◆ **Data entries**

-=-=-=-=-

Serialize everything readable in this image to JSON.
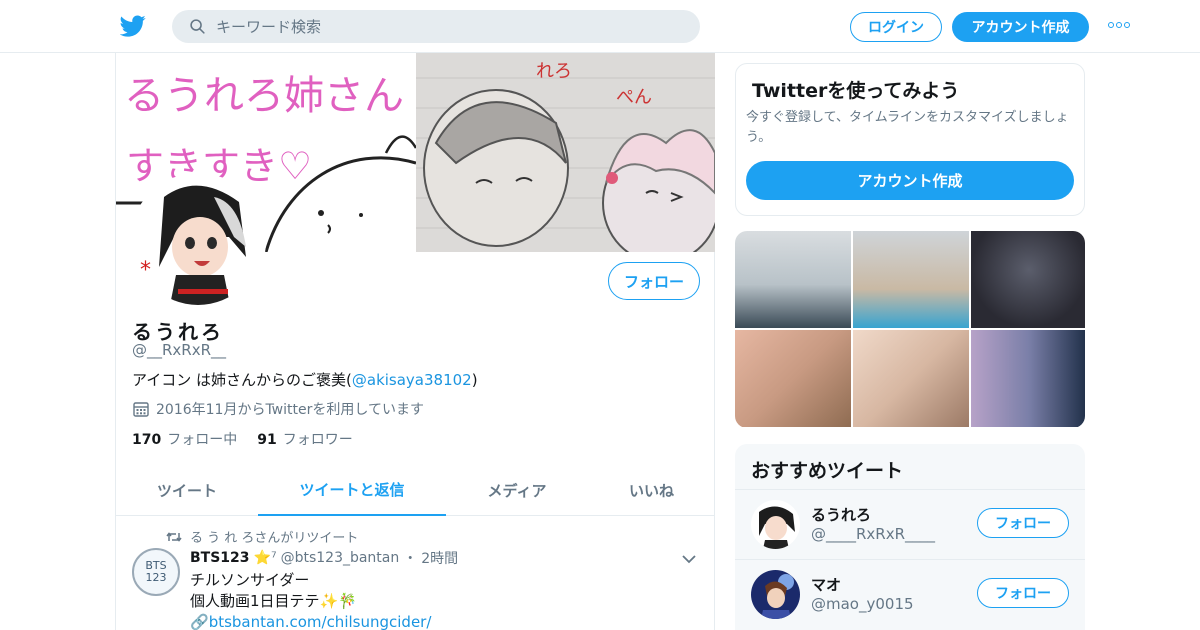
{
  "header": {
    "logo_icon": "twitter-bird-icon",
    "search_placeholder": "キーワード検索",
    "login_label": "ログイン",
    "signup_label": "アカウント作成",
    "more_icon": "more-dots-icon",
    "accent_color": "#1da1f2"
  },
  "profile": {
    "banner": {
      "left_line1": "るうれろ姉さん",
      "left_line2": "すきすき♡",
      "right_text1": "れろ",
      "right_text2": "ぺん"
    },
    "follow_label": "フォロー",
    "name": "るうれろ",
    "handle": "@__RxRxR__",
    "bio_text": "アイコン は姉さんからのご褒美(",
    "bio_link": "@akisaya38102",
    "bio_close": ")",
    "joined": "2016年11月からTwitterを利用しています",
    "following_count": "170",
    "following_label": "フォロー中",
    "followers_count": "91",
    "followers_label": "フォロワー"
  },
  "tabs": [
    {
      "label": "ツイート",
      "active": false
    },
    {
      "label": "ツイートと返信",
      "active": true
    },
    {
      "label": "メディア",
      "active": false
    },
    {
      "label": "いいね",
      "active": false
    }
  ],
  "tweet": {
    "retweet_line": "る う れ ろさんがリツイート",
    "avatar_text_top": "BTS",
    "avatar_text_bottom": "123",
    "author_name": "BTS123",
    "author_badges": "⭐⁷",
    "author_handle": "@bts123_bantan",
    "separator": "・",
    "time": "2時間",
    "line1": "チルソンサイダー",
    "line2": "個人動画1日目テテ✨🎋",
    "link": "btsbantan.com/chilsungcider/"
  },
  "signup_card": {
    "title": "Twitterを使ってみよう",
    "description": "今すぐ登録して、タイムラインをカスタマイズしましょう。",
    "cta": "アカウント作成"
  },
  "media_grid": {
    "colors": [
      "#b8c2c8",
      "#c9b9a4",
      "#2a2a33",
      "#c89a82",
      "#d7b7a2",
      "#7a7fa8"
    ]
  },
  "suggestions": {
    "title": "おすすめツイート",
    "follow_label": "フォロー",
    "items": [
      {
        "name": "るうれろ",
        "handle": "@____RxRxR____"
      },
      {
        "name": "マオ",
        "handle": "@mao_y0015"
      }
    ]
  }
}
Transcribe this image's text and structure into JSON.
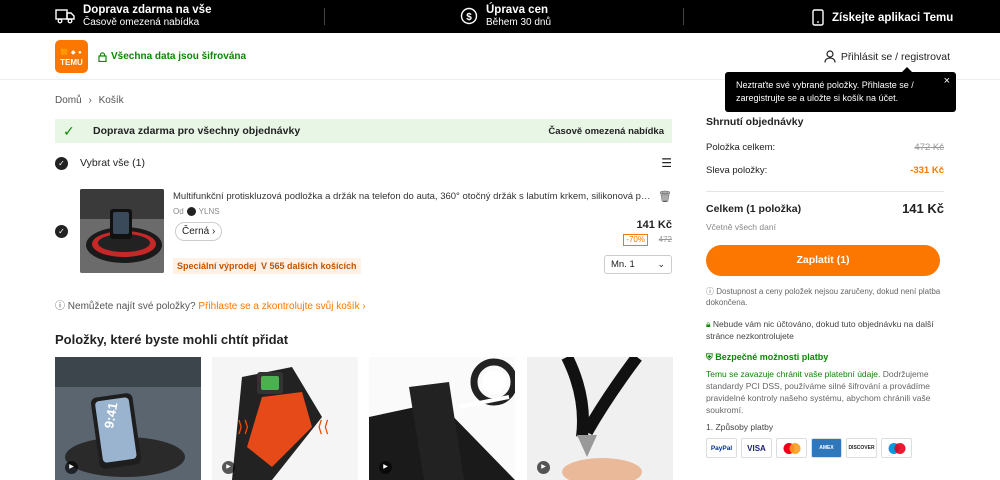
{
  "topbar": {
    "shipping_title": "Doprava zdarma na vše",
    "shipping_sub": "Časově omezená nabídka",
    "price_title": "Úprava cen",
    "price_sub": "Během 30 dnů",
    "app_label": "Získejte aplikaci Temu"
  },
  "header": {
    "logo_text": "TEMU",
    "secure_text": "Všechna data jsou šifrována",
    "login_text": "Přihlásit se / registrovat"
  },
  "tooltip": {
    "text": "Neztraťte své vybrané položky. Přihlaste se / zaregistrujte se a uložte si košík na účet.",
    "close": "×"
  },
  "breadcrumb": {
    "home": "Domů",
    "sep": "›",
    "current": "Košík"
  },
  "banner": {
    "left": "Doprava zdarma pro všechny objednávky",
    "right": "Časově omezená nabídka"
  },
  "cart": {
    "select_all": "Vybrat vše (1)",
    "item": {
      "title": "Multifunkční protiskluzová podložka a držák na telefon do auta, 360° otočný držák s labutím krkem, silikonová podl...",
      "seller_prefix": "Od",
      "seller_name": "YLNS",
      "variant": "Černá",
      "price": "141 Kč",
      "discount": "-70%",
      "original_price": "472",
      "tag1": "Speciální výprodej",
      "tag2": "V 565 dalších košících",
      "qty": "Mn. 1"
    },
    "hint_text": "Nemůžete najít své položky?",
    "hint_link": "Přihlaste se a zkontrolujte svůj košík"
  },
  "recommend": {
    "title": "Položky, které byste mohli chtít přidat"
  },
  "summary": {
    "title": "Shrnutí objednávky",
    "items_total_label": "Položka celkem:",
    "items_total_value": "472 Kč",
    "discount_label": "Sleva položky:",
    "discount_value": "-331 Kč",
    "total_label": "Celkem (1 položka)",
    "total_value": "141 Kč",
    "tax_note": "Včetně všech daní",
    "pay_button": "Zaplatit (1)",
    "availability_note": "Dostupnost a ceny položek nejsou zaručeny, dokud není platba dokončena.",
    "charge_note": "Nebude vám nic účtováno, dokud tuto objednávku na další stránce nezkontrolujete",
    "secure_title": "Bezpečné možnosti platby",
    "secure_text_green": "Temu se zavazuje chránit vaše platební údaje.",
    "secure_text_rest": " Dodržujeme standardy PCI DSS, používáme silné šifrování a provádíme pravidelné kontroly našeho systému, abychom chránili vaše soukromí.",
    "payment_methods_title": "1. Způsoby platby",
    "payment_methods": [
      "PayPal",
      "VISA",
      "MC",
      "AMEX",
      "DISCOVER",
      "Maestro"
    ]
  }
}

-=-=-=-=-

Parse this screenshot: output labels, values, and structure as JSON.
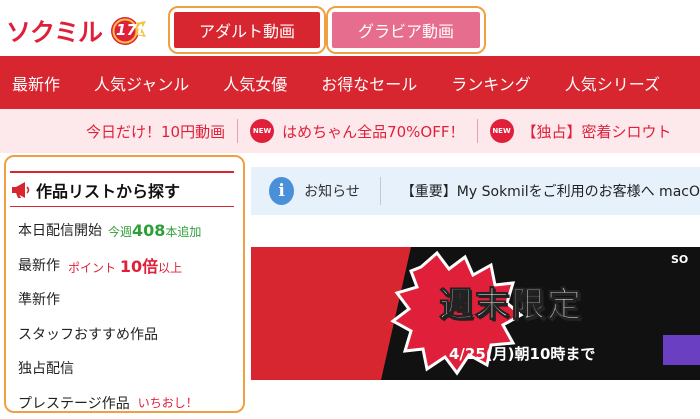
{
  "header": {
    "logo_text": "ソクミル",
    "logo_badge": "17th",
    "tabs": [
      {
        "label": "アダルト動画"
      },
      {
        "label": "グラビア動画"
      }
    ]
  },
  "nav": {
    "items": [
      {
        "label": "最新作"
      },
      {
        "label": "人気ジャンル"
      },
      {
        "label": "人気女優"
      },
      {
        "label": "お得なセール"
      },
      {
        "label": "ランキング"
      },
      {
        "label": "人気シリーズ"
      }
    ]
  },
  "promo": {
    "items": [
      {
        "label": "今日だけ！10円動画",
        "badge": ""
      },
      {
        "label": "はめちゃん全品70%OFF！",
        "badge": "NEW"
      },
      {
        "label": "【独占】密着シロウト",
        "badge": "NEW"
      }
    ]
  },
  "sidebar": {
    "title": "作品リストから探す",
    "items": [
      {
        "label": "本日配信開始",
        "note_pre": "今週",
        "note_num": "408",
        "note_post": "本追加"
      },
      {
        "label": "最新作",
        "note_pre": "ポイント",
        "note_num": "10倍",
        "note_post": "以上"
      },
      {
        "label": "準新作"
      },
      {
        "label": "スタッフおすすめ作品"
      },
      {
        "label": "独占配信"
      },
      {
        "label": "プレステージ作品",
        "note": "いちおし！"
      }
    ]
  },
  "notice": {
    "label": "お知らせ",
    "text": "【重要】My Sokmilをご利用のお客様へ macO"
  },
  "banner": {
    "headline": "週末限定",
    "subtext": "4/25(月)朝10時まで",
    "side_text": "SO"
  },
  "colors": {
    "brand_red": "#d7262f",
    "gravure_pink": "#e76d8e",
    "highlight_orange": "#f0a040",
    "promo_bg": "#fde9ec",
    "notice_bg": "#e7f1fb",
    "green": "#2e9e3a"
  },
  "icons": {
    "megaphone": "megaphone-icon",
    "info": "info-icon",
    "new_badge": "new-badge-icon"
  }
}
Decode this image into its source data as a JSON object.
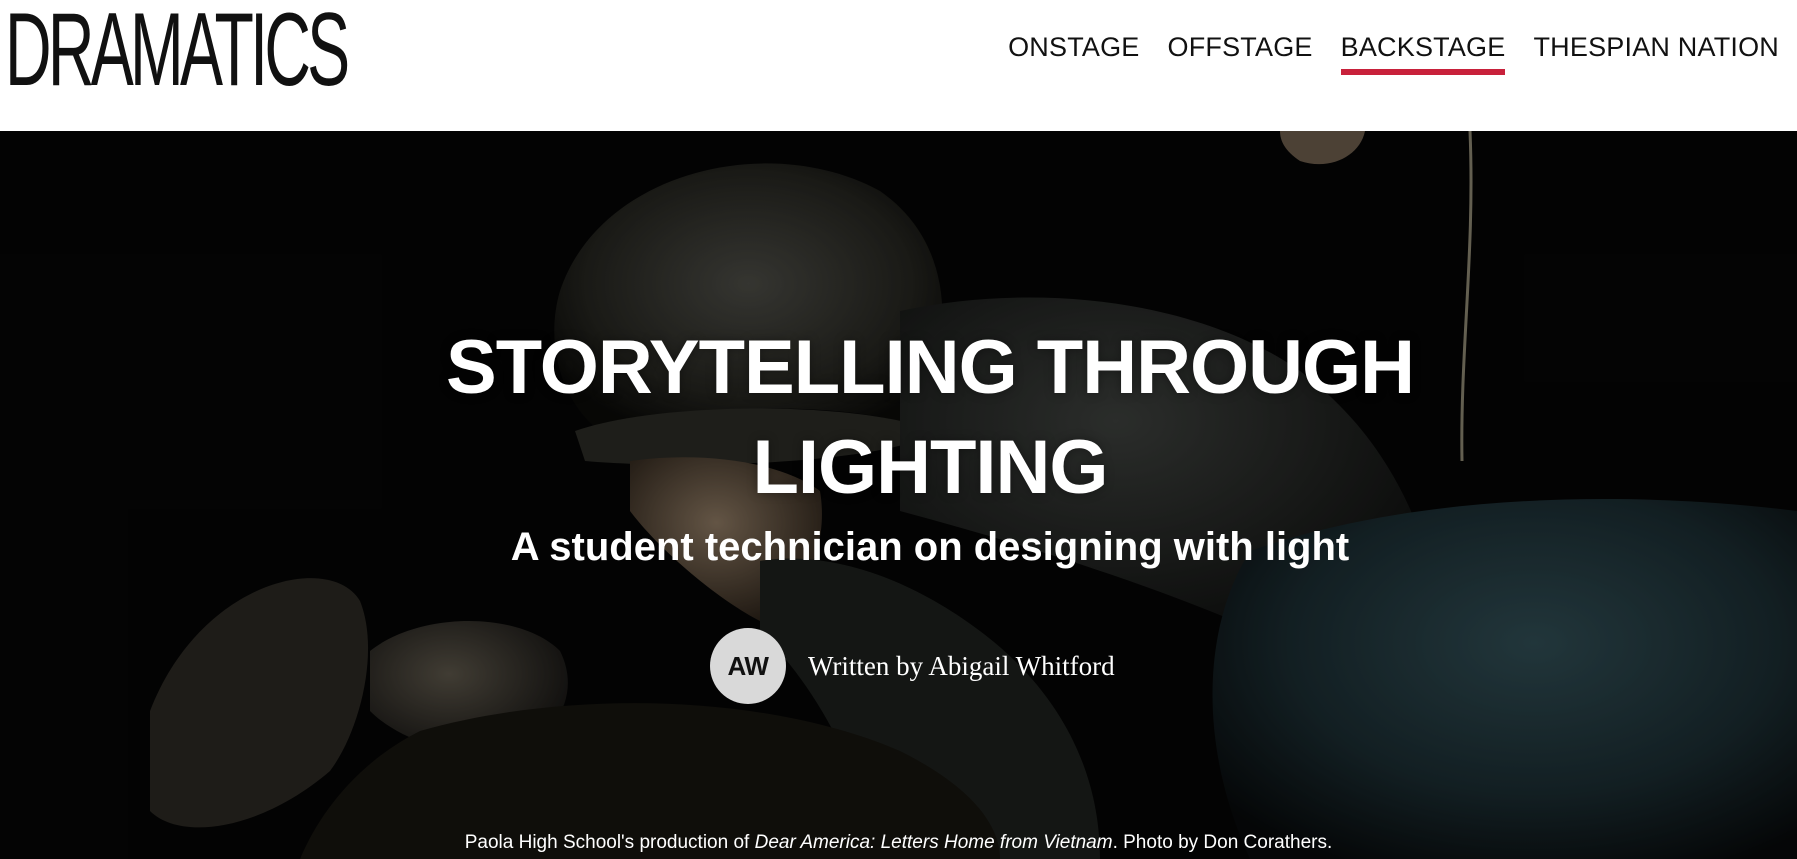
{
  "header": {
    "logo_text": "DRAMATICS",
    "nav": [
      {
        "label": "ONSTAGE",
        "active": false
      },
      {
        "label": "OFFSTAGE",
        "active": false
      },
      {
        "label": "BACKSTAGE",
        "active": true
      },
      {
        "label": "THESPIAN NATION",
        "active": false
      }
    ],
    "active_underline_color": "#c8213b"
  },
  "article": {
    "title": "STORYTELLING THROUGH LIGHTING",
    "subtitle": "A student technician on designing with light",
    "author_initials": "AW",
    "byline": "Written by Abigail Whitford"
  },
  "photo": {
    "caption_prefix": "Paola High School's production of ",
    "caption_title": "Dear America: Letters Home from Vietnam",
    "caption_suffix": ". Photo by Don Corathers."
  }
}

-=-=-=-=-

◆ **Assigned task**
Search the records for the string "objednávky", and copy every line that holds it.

◆ **Response to this task**
    "left": "Doprava zdarma pro všechny objednávky",
    "title": "Shrnutí objednávky",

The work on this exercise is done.